The European Commission also sent companies requests for information, but did not name names.

“The inspections and requests for information concern possible collusion in relation to the collection, treatment and recovery of end-of-life cars and vans which are considered waste,” the EU competition enforcer said in a statement.

Renault confirmed that it was visited by European Commission investigators and that it was cooperating fully. Meanwhile, Opel, a brand of the world fourth biggest carmaker Stellantis, said its offices had been searched by investigators.

“The subject of investigation is the area of recycling end-of-life vehicles,” Opel said in a statement. “Of course, we cooperate fully with the authorities.”

German carmaker BMW said it had received a request for information and would respond.

Mercedes Benz said it did not expect to be fined because it had approached the EU regulator and Britain’s Competition and Markets Authority (CMA) with information as a “leniency applicant.”
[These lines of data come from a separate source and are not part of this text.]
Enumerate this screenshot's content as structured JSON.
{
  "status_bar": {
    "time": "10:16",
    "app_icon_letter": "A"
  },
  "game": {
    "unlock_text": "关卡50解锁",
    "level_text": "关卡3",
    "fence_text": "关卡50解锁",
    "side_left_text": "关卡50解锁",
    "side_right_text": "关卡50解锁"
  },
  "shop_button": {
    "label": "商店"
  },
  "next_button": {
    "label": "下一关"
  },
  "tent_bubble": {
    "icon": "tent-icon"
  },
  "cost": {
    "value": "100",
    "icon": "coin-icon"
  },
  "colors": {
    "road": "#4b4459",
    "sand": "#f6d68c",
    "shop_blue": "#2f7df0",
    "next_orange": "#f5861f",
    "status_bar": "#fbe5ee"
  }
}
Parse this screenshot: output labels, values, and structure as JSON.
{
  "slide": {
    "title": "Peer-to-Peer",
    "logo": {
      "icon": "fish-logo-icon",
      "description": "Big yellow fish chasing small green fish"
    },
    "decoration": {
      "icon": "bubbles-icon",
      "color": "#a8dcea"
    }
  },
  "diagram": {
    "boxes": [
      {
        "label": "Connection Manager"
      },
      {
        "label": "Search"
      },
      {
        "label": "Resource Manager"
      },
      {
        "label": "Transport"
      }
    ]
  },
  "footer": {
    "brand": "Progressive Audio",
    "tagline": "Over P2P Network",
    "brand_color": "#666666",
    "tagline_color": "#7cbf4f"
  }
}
The CMA said it was investigating a number of unnamed automakers and some industry bodies in its own end-of-life vehicle probe, and that it was cooperating with the Commission.

Ford said in a statement that it had been served with a notice by CMA “relating to the recycling of old or written-off vehicles, specifically cars and vans, also known as end-of-life vehicles”.

“Given the situation is ongoing it would be inappropriate for us to say more at this stage except to state that we will fully cooperate with the CMA’s review,” the US carmaker said.

Volkswagen and its premium brand Audi both declined to comment. A spokesman for Ferrari said the carmaker had not been raided by investigators.

Companies found breaching EU cartel rules face fines up to 10% of their global turnover.

The Commission has in the past decade issued fines totalling about €2.2 billion against car parts cartels dealing in products ranging from brakes to wire harnesses, seat belts and air bags.